Loose at the top. Tight in the trenches
All the action from a compelling round 3
Images by Seb Schiek
And so Aaron Gwin puts a king size dent into the rim of 29" downhill bike sales and, after messing up whilst ahead on the clock in Fort William kicks the World Cup series wide open after the mountain gods stormed the opener in Lourdes.
It was never going to be the super close race that the commentary predicted, with the podium being separated by the same margin on this three minute track as it was on Fort Williams four minute thirty affair. The men's final here in Austria saw margins of four, seven and eight seconds between podium, top ten and top twenty respectively. Yes this was a way tighter race than last year (8/10/14secs) but nowhere near what was being predicted. Indeed this was something echoed in Fort William which saw the widest margins in thirteen years between first and twentieth.

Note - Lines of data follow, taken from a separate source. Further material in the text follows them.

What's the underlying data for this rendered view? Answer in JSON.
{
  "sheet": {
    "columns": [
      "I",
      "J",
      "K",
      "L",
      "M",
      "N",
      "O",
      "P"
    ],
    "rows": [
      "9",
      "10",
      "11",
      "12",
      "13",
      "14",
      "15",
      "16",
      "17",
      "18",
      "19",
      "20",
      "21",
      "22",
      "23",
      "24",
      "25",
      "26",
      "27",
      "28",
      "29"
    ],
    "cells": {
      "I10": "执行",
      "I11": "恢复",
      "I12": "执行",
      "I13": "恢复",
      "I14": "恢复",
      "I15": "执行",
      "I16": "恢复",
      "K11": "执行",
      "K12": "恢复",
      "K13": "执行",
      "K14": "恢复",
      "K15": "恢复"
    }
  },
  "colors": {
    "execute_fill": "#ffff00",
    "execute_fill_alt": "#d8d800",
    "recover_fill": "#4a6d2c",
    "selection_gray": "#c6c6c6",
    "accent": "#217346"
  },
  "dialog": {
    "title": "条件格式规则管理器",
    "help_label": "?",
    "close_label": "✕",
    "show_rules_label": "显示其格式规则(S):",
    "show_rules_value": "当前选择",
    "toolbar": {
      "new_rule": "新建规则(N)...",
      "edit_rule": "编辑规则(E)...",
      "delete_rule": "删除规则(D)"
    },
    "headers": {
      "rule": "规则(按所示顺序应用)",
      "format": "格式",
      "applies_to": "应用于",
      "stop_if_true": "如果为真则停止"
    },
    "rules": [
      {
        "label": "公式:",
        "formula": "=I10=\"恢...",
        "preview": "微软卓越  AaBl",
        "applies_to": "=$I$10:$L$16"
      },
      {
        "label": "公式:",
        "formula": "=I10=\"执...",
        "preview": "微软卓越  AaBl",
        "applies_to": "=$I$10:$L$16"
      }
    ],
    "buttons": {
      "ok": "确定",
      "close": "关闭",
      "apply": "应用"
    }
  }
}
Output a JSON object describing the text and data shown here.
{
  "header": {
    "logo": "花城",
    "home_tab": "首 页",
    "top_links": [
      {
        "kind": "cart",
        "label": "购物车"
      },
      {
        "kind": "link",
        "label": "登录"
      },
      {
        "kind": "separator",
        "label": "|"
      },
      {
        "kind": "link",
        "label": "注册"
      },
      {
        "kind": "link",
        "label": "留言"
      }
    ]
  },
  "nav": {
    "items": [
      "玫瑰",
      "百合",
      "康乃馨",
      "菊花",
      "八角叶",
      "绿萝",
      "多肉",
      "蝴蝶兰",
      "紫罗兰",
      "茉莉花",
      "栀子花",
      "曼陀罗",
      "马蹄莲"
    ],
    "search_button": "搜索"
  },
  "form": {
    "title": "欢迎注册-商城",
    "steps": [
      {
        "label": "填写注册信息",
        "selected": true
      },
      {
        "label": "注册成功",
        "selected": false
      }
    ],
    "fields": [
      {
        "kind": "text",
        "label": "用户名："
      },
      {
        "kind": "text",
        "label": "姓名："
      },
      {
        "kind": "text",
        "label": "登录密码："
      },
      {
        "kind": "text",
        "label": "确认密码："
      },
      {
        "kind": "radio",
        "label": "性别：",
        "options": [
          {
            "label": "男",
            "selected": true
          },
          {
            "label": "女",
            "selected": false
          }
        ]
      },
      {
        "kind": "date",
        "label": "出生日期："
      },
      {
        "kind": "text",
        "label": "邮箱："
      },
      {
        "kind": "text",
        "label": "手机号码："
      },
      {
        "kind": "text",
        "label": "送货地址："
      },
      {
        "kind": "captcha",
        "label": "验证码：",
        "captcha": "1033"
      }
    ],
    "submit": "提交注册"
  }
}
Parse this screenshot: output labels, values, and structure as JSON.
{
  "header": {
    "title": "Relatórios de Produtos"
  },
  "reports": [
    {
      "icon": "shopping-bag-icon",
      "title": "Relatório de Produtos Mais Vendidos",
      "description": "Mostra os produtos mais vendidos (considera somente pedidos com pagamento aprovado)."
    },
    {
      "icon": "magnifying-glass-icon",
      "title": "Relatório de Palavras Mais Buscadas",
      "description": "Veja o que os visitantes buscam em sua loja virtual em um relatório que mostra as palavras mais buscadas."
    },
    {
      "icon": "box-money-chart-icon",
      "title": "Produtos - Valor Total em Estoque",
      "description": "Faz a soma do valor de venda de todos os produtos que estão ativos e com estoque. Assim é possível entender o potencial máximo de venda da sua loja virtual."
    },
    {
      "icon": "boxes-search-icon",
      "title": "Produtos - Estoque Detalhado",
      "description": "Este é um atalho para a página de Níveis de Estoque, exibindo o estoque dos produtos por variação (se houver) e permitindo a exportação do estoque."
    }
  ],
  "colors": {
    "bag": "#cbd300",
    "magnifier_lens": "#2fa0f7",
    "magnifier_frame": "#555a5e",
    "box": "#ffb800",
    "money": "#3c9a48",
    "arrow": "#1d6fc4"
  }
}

But whilst there appears to be a widening gap between the top and the rest of the field world cup has always had rising and falling margins between the top and the rest of the field so this might simply be short term. However whilst the margins are loose at the top Leogang was a real dogfight between 10th and 70th.
The day was laced with drama. Not quite as heavy as Remi Thirion’s horrific crash in qualifiers but enough to make it edge of seat viewing. The ironic part about Leogang was that even though there was grumblings about the less than technical nature of the track, it made for compelling viewing with solid and diverse camera work in comparison with what was quite a dull british affair on live tv in comparison.
Tahnee Seagrave set everything alight with a win in the women's finals, her first ever after coming mightily close on so many occasions. The guys at Transition out in the Pacific North West will be celabrating this one for sure. The season ahead looks set to be a battle royale between Tahnee, Manon Carpenter, Myriam Nicole and Tracy Hannah the Fort William winner.
Leogang on screen certainly had more engagement than Danny Hart and Mark Wallace were having on the hill with the Mondraker and Canyon riders shedding chains near the top yet still putting in super fast times to the split. But the drama was unfolding nicely to this point – Jack Moir sliding out but getting ahead on time, Mick Hannah sweetly hitting the downslopes to put in a fast time marred by a puncture whilst Slovenian Jure Zabjek was still holding the hot seat.
Brits Bernard Kerr and Laurie Greenland were still in contention until the first of the Syndicate came swooping into the arena. Greg Minnaar’s run was less than clean but it was three seconds quicker than his qualifier and the first to beat Gwin’s qualifying stormer but when team mate Loris Vergier pulled six seconds on his Saturday result it seemed Gwin would have a major task on his hands. The American responded in the manner of which you’d expect a man who has won four world cup titles to do. Attack.
Walker, Edwards, Seagrave and Breeden made sure it was a top six stacked full of Brits in junior men but this was a major win for Finn Isles over two seconds up on Fort William victor Matt Walker. Trek proved Kade Edwards was a good signing with a solid third and Kaos Seagrave showing its not just the Atherton’s who are a family force. Must be the mid wales water.